Collection entries:
══════════════════════════════

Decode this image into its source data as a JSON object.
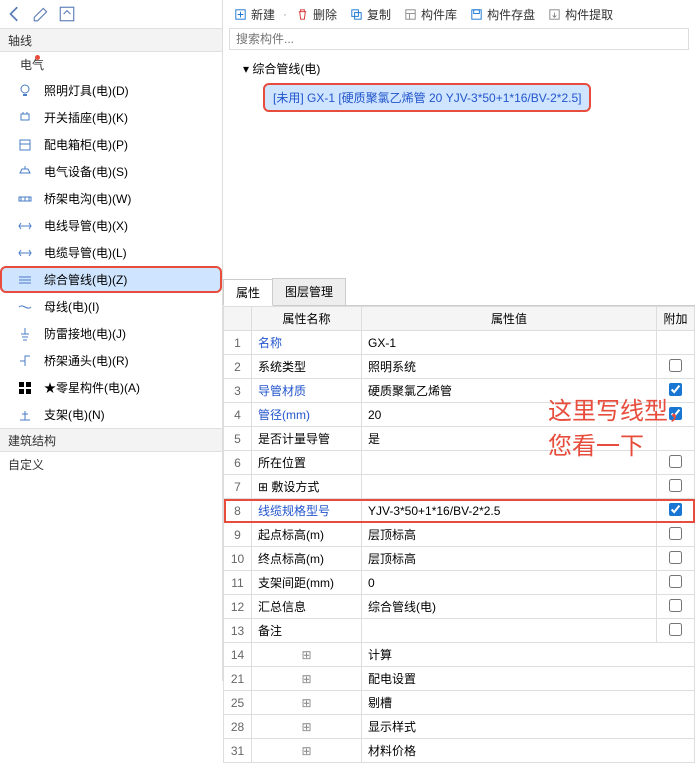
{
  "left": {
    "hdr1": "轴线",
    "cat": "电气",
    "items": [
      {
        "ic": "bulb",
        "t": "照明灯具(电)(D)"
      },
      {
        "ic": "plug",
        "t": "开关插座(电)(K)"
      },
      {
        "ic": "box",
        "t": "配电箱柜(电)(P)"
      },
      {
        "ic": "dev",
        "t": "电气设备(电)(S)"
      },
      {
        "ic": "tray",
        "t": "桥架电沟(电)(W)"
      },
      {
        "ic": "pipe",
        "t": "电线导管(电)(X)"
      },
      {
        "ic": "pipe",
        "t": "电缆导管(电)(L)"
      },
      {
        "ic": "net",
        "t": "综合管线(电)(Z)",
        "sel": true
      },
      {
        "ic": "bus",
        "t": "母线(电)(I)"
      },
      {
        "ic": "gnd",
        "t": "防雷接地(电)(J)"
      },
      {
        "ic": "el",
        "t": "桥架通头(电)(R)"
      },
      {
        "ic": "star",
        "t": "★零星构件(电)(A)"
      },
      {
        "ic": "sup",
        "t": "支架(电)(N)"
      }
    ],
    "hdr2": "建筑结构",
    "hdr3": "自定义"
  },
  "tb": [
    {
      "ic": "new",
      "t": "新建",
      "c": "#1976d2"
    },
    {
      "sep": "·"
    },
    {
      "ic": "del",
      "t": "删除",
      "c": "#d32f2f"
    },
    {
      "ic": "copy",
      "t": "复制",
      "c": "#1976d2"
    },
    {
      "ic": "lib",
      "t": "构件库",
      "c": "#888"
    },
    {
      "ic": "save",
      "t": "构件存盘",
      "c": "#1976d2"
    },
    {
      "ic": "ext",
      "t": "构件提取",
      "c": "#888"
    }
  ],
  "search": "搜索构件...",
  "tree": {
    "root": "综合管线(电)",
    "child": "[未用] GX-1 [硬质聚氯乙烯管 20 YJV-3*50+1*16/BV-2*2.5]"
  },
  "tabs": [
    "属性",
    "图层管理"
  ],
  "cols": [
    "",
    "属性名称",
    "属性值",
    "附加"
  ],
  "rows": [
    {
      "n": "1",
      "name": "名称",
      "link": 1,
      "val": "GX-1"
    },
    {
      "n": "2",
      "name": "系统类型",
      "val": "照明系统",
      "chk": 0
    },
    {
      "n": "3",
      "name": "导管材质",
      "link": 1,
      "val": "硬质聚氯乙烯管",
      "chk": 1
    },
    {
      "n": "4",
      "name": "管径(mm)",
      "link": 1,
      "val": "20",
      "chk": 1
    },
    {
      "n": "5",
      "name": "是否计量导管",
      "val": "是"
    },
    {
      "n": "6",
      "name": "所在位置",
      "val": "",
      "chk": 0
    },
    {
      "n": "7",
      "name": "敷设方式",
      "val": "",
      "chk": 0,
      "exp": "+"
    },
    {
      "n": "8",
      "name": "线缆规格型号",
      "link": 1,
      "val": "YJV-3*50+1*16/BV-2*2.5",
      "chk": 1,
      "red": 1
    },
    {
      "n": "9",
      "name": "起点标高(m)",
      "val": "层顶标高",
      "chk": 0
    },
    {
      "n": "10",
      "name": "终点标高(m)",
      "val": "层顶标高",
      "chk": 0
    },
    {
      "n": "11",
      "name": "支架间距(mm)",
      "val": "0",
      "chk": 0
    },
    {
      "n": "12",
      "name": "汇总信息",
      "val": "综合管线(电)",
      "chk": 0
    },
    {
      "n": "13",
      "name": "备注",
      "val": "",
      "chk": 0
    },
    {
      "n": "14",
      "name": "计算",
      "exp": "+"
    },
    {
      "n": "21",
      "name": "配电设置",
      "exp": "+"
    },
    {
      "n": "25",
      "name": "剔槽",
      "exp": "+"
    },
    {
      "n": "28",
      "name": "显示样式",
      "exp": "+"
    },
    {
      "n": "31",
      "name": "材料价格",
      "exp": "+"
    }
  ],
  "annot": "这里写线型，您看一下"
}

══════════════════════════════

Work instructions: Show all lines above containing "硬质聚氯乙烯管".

Written response:
    "child": "[未用] GX-1 [硬质聚氯乙烯管 20 YJV-3*50+1*16/BV-2*2.5]"
      "val": "硬质聚氯乙烯管",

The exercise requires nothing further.